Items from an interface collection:
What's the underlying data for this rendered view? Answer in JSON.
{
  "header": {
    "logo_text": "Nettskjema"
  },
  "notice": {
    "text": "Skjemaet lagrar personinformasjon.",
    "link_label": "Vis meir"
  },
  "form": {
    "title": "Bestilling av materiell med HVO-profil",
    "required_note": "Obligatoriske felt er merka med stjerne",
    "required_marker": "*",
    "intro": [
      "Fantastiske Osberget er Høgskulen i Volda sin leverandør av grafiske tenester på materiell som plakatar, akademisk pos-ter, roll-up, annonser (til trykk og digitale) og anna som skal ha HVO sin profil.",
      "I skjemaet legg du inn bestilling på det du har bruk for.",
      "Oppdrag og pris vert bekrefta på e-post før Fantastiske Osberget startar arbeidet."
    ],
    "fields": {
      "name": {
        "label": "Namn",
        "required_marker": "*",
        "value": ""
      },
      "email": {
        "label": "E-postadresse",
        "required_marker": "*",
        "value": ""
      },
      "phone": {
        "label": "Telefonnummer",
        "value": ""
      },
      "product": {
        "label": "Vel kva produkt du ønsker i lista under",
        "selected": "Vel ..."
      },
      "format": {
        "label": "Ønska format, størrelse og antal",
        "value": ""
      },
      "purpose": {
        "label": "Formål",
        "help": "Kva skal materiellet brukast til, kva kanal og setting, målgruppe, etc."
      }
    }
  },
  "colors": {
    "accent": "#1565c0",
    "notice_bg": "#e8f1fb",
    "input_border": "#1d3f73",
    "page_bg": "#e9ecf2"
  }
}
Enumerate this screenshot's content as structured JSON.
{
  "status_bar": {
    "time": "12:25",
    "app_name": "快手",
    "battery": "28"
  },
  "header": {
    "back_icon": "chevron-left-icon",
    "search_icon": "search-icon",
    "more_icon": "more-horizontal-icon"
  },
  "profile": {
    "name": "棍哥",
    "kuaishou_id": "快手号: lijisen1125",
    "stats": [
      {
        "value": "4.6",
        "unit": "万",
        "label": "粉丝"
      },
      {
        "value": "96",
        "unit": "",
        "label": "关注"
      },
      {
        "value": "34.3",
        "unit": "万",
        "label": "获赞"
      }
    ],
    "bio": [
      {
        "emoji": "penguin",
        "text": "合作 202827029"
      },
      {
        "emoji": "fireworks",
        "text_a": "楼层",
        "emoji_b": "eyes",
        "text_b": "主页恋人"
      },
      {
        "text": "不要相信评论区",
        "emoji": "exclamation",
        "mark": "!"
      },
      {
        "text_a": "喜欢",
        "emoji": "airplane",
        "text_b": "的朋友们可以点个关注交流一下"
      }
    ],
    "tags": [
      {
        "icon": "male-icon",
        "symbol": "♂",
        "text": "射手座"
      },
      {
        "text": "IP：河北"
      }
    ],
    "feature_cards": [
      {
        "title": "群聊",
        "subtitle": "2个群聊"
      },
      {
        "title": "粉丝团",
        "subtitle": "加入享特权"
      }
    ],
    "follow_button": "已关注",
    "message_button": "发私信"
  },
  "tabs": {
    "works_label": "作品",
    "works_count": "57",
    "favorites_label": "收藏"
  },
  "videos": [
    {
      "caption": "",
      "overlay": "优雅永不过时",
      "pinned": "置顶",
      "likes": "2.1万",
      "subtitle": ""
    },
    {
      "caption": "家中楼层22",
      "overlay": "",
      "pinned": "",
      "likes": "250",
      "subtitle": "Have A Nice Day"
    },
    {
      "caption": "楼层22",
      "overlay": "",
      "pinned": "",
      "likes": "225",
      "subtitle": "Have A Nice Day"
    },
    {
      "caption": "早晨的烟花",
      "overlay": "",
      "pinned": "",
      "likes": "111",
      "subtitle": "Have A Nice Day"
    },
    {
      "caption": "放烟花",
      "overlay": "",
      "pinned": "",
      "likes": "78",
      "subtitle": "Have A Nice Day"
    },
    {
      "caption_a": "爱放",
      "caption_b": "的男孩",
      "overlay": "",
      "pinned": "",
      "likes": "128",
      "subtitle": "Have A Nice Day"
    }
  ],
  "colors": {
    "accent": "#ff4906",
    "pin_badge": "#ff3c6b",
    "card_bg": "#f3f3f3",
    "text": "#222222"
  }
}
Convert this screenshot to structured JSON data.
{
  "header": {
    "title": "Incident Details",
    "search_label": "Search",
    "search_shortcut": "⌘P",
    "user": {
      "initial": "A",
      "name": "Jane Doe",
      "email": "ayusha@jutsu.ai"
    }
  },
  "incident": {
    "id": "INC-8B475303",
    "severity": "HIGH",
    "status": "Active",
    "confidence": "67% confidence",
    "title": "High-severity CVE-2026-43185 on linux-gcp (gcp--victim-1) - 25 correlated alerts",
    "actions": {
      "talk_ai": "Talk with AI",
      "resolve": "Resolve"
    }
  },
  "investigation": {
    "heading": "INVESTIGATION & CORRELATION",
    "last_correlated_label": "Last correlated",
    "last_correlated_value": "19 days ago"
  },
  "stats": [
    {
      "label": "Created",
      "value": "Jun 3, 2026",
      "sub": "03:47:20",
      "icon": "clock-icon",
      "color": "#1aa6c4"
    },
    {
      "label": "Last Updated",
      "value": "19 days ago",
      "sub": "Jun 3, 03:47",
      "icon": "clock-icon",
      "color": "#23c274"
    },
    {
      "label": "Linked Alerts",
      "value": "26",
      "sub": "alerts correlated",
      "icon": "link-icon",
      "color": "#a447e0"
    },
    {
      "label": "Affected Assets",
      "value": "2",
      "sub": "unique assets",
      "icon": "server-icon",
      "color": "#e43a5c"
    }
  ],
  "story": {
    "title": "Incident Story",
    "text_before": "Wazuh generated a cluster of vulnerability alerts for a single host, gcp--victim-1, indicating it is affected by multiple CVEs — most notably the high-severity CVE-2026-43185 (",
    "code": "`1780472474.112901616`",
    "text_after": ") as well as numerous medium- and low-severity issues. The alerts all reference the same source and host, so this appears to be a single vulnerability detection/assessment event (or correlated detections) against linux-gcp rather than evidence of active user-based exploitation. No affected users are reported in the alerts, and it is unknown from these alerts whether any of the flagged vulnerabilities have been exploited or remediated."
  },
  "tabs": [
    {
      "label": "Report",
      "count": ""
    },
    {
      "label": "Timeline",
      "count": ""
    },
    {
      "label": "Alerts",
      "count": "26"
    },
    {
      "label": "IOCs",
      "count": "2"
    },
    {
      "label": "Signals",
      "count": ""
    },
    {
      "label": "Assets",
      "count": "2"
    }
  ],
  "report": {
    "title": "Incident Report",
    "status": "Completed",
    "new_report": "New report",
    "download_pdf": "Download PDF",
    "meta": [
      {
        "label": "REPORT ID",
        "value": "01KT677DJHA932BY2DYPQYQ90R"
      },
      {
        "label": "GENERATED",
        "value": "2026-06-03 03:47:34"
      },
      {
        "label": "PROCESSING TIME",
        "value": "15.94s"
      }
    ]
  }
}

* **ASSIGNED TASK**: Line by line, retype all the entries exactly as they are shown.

* **RESULT OF THE EXERCISE**:
What's the underlying data for this rendered view? Answer in JSON.
{
  "header": {
    "logo_text": "Nettskjema"
  },
  "notice": {
    "text": "Skjemaet lagrar personinformasjon.",
    "link_label": "Vis meir"
  },
  "form": {
    "title": "Bestilling av materiell med HVO-profil",
    "required_note": "Obligatoriske felt er merka med stjerne",
    "required_marker": "*",
    "intro": [
      "Fantastiske Osberget er Høgskulen i Volda sin leverandør av grafiske tenester på materiell som plakatar, akademisk pos-ter, roll-up, annonser (til trykk og digitale) og anna som skal ha HVO sin profil.",
      "I skjemaet legg du inn bestilling på det du har bruk for.",
      "Oppdrag og pris vert bekrefta på e-post før Fantastiske Osberget startar arbeidet."
    ],
    "fields": {
      "name": {
        "label": "Namn",
        "required_marker": "*",
        "value": ""
      },
      "email": {
        "label": "E-postadresse",
        "required_marker": "*",
        "value": ""
      },
      "phone": {
        "label": "Telefonnummer",
        "value": ""
      },
      "product": {
        "label": "Vel kva produkt du ønsker i lista under",
        "selected": "Vel ..."
      },
      "format": {
        "label": "Ønska format, størrelse og antal",
        "value": ""
      },
      "purpose": {
        "label": "Formål",
        "help": "Kva skal materiellet brukast til, kva kanal og setting, målgruppe, etc."
      }
    }
  },
  "colors": {
    "accent": "#1565c0",
    "notice_bg": "#e8f1fb",
    "input_border": "#1d3f73",
    "page_bg": "#e9ecf2"
  }
}
Enumerate this screenshot's content as structured JSON.
{
  "status_bar": {
    "time": "12:25",
    "app_name": "快手",
    "battery": "28"
  },
  "header": {
    "back_icon": "chevron-left-icon",
    "search_icon": "search-icon",
    "more_icon": "more-horizontal-icon"
  },
  "profile": {
    "name": "棍哥",
    "kuaishou_id": "快手号: lijisen1125",
    "stats": [
      {
        "value": "4.6",
        "unit": "万",
        "label": "粉丝"
      },
      {
        "value": "96",
        "unit": "",
        "label": "关注"
      },
      {
        "value": "34.3",
        "unit": "万",
        "label": "获赞"
      }
    ],
    "bio": [
      {
        "emoji": "penguin",
        "text": "合作 202827029"
      },
      {
        "emoji": "fireworks",
        "text_a": "楼层",
        "emoji_b": "eyes",
        "text_b": "主页恋人"
      },
      {
        "text": "不要相信评论区",
        "emoji": "exclamation",
        "mark": "!"
      },
      {
        "text_a": "喜欢",
        "emoji": "airplane",
        "text_b": "的朋友们可以点个关注交流一下"
      }
    ],
    "tags": [
      {
        "icon": "male-icon",
        "symbol": "♂",
        "text": "射手座"
      },
      {
        "text": "IP：河北"
      }
    ],
    "feature_cards": [
      {
        "title": "群聊",
        "subtitle": "2个群聊"
      },
      {
        "title": "粉丝团",
        "subtitle": "加入享特权"
      }
    ],
    "follow_button": "已关注",
    "message_button": "发私信"
  },
  "tabs": {
    "works_label": "作品",
    "works_count": "57",
    "favorites_label": "收藏"
  },
  "videos": [
    {
      "caption": "",
      "overlay": "优雅永不过时",
      "pinned": "置顶",
      "likes": "2.1万",
      "subtitle": ""
    },
    {
      "caption": "家中楼层22",
      "overlay": "",
      "pinned": "",
      "likes": "250",
      "subtitle": "Have A Nice Day"
    },
    {
      "caption": "楼层22",
      "overlay": "",
      "pinned": "",
      "likes": "225",
      "subtitle": "Have A Nice Day"
    },
    {
      "caption": "早晨的烟花",
      "overlay": "",
      "pinned": "",
      "likes": "111",
      "subtitle": "Have A Nice Day"
    },
    {
      "caption": "放烟花",
      "overlay": "",
      "pinned": "",
      "likes": "78",
      "subtitle": "Have A Nice Day"
    },
    {
      "caption_a": "爱放",
      "caption_b": "的男孩",
      "overlay": "",
      "pinned": "",
      "likes": "128",
      "subtitle": "Have A Nice Day"
    }
  ],
  "colors": {
    "accent": "#ff4906",
    "pin_badge": "#ff3c6b",
    "card_bg": "#f3f3f3",
    "text": "#222222"
  }
}
Convert this screenshot to structured JSON data.
{
  "header": {
    "title": "Incident Details",
    "search_label": "Search",
    "search_shortcut": "⌘P",
    "user": {
      "initial": "A",
      "name": "Jane Doe",
      "email": "ayusha@jutsu.ai"
    }
  },
  "incident": {
    "id": "INC-8B475303",
    "severity": "HIGH",
    "status": "Active",
    "confidence": "67% confidence",
    "title": "High-severity CVE-2026-43185 on linux-gcp (gcp--victim-1) - 25 correlated alerts",
    "actions": {
      "talk_ai": "Talk with AI",
      "resolve": "Resolve"
    }
  },
  "investigation": {
    "heading": "INVESTIGATION & CORRELATION",
    "last_correlated_label": "Last correlated",
    "last_correlated_value": "19 days ago"
  },
  "stats": [
    {
      "label": "Created",
      "value": "Jun 3, 2026",
      "sub": "03:47:20",
      "icon": "clock-icon",
      "color": "#1aa6c4"
    },
    {
      "label": "Last Updated",
      "value": "19 days ago",
      "sub": "Jun 3, 03:47",
      "icon": "clock-icon",
      "color": "#23c274"
    },
    {
      "label": "Linked Alerts",
      "value": "26",
      "sub": "alerts correlated",
      "icon": "link-icon",
      "color": "#a447e0"
    },
    {
      "label": "Affected Assets",
      "value": "2",
      "sub": "unique assets",
      "icon": "server-icon",
      "color": "#e43a5c"
    }
  ],
  "story": {
    "title": "Incident Story",
    "text_before": "Wazuh generated a cluster of vulnerability alerts for a single host, gcp--victim-1, indicating it is affected by multiple CVEs — most notably the high-severity CVE-2026-43185 (",
    "code": "`1780472474.112901616`",
    "text_after": ") as well as numerous medium- and low-severity issues. The alerts all reference the same source and host, so this appears to be a single vulnerability detection/assessment event (or correlated detections) against linux-gcp rather than evidence of active user-based exploitation. No affected users are reported in the alerts, and it is unknown from these alerts whether any of the flagged vulnerabilities have been exploited or remediated."
  },
  "tabs": [
    {
      "label": "Report",
      "count": ""
    },
    {
      "label": "Timeline",
      "count": ""
    },
    {
      "label": "Alerts",
      "count": "26"
    },
    {
      "label": "IOCs",
      "count": "2"
    },
    {
      "label": "Signals",
      "count": ""
    },
    {
      "label": "Assets",
      "count": "2"
    }
  ],
  "report": {
    "title": "Incident Report",
    "status": "Completed",
    "new_report": "New report",
    "download_pdf": "Download PDF",
    "meta": [
      {
        "label": "REPORT ID",
        "value": "01KT677DJHA932BY2DYPQYQ90R"
      },
      {
        "label": "GENERATED",
        "value": "2026-06-03 03:47:34"
      },
      {
        "label": "PROCESSING TIME",
        "value": "15.94s"
      }
    ]
  }
}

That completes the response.